Smith then bangs on about how the finite speed of light prevents us from even knowing about distant but intelligent beings. From that he somehow concludes that we are not only alone in “our cosmic neighborhood,” but “probably rare” and “not ordinary.” Well, surely the conditions for the evolution of life surely aren’t common in the Universe, but we simply have no idea how rare they are. Smith has no evidence that “the bottom line for extraterrestrial intelligence is that it is probably rarer than previously imagined.” Well, lots of people have “previously imagined” the rarity, and made calculations; but all those calculations are speculative, based not only on data we don’t have, but on our solipsistic view that extraterrestrial life must resemble that on Earth.
Smith gives away the game in his final paragraph, where he clearly implies some intelligence behind humans. When I read this, without knowing anything about the author, I immediately thought, “Smith is religious.” It turned out I was right. The bolding below is mine:

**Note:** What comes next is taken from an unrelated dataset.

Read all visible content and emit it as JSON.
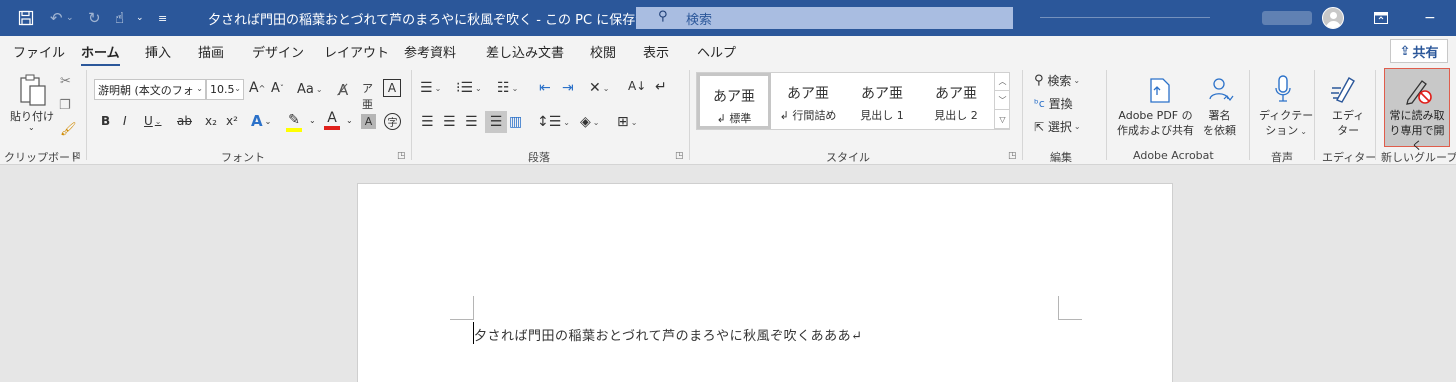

Some of my colleagues strongly reject this notion [that “we”–humans–are not ordinary]. They would echo Hawking: “I can’t believe the whole universe exists for our benefit.” Yes, we all have beliefs — but beliefs are not proof. Hawking’s belief presumes that we are nothing but ordinary, a “chemical scum.” All the observations so far, however, are consistent with the idea that humanity is not mediocre at all and that we won’t know otherwise for a long time. It seems we might even serve some cosmic role. So this season let us be grateful for the amazing gifts of life and awareness, and acknowledge the compelling evidence to date that humanity and our home planet, Earth, are rare and cosmically precious. And may we act accordingly.
What on Earth does it mean that we “serve some cosmic role” and are “cosmically precious”? Those very phrases imply that there’s a playwright behind our evolution, and for Smith that’s surely Yahweh. Note that he uses the word “unique” in the first excerpt from his op-ed.
So what we have here is an op-ed in a prominent newspaper that uses dubious and erroneous arguments to claim that humans were designed. But those arguments don’t stand up in light of what physicists and biologists—at least those not already committed to a religious explanation—understand about our cosmos. There is no compelling argument that we serve any cosmic role, or that any Designer is behind physical law and human evolution.
What galls me about Smith’s article is that, in light of his known views, he’s trying to hide his argument for God, all the while leading the reader to think that there must be a god running our Universe. His piece is deliberately misleading—indeed, duplicitous.
Finally, I’d point out to Smith that invoking Yahweh is a nonstarter, for then he’d have to explain the existence of the designer. Where did he come from? How did he act? And those are surely harder to explain than is the existence of intelligent life on Earth.
I’m surprised Smith hasn’t yet been funded by Templeton, but he has talked on these issues at an event sponsored by the American Association for the Advancement of Science, under their DoSER (“Dialogue on Science, Ethics and Religion”) program, itself funded by Templeton. (That program, by the way, is a blight on the AAAS.)
I’ll add a link to this post in the comments after Smith’s article.